> _How to complete this task_: In the listing below, find every line with the string "quality" and pull it out.

> _Entries provided_:
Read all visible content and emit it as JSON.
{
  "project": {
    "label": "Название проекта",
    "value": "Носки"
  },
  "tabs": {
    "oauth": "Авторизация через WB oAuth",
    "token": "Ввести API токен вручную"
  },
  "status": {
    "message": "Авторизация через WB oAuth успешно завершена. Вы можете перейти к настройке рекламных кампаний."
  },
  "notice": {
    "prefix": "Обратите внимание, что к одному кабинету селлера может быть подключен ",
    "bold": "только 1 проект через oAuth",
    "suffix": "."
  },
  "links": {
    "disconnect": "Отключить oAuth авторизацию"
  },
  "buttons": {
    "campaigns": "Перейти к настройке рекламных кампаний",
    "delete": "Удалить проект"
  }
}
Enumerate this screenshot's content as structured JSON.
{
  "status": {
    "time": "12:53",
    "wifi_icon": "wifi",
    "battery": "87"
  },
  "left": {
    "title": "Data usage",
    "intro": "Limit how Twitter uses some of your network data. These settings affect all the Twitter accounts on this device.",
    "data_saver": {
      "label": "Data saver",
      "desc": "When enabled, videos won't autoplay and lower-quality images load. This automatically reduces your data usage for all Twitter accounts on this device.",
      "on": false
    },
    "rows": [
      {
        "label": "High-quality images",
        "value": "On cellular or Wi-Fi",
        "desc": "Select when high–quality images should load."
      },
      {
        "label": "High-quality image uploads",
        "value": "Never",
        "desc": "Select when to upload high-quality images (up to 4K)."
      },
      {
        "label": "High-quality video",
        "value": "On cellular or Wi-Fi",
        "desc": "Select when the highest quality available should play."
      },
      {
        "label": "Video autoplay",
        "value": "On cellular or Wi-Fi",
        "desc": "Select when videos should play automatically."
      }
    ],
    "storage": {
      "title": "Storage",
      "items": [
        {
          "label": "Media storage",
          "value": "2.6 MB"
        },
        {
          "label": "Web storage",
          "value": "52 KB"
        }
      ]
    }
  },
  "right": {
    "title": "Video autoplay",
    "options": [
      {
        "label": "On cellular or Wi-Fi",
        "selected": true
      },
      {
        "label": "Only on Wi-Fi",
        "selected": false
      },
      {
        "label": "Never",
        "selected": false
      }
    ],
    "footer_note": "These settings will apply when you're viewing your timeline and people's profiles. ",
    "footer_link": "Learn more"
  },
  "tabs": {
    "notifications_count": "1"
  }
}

> _Written response_:
      "desc": "When enabled, videos won't autoplay and lower-quality images load. This automatically reduces your data usage for all Twitter accounts on this device.",
        "label": "High-quality images",
        "desc": "Select when high–quality images should load."
        "label": "High-quality image uploads",
        "desc": "Select when to upload high-quality images (up to 4K)."
        "label": "High-quality video",
        "desc": "Select when the highest quality available should play."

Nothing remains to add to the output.